The following year, the marque’s 40th anniversary, saw every Mustang adorned with a special badge… er, and little else. That was because Ford was about to bring us its ninth-generation Mustang, which would turn out to be a real throwback - in a good way.
Lots of references could be seen to the classic late-60s cars, especially around the seating and instrumentation. Yet a new suspension and lighter components helped improve handling, while bigger brakes ensured that the 60s references didn’t extend to one of that era’s cars’ biggest weak points.
Now we’re on iteration number 10, and Ford has finally decided that Mustang owners shouldn’t be embarrassed to show their muscle, with the latest car packing a minimum of 200bhp in the basic V6 guise. It has finally also brought the handling into the 21st century with a lighter suspension meaning the car is quicker to react to changes in road surface.
Available as a fastback or convertible, it remains a car which is decidedly not for shrinking violets, and the Mustang will be returning to claim its crown as one of the best-loved movie cars of all time, when it features in a big-screen adaptation of the Need For Speed video game. Engine options are two real extremes - a 2.3-litre EcoBoost or 5.0-litre V8 (the latter carrying a GT badge), and the car can be bought with five-speed manual or six-speed automatic gearboxes.
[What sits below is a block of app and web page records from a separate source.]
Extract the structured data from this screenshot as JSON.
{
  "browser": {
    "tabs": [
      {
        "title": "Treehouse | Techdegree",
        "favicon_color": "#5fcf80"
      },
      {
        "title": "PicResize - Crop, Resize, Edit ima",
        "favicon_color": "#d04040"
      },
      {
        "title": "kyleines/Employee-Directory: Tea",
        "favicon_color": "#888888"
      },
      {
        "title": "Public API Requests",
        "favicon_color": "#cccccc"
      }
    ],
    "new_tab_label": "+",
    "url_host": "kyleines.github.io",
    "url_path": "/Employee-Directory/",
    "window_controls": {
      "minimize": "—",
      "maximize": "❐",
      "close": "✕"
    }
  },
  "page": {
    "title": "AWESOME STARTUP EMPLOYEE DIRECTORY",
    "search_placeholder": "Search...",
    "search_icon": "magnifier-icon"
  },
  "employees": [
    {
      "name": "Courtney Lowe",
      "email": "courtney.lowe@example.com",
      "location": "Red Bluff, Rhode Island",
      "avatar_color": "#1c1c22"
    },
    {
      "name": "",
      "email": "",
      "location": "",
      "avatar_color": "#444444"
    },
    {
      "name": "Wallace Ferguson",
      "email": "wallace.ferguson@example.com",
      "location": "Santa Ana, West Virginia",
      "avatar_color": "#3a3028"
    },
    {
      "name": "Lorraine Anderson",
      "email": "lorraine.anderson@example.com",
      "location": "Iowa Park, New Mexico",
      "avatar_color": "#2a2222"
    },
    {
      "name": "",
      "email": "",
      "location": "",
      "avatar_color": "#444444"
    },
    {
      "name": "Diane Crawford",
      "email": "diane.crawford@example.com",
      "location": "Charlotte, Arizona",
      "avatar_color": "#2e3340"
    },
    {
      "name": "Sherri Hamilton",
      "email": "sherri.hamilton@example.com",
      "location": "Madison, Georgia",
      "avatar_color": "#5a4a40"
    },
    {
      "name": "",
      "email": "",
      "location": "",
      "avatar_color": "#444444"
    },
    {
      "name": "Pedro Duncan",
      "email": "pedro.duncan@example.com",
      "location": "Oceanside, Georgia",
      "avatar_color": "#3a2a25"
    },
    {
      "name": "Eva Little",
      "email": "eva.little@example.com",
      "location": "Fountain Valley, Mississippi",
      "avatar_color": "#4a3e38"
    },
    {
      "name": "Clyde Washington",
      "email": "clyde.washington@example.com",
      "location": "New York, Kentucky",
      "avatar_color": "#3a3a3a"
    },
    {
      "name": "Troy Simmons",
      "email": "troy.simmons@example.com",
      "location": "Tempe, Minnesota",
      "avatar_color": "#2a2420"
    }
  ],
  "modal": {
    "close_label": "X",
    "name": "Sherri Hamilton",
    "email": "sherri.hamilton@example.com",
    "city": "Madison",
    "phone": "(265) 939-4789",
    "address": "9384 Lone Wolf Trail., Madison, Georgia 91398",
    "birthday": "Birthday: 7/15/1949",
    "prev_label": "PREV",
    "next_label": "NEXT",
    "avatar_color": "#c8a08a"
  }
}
And the punchline to the story is that - finally - the Mustang can be bought in the UK as a purpose-built right-hand drive car, although at the time of writing you’ll have to wait about a year to get your hands on one. This has resulted in some speculators advertising lightly-driven cars for sale at a £10,000 mark-up on the list price - which, incidentally, starts at £30,000 - or £33,000 for the V8.
So the new Mustang will never be a common sight on British roads, but that’s exactly what most of its owners would want. They expect to turn heads wherever they go - and for a car whose roots stretch back half a century, and which has earned a place of its own in the pantheon of classic cars, that’s no mean achievement.
Are you excited about the fact that you can now buy a genuine right-hand drive Ford Mustang here in the UK? And do you have any fond memories of the previous cars? Let us know via Facebook or Twitter.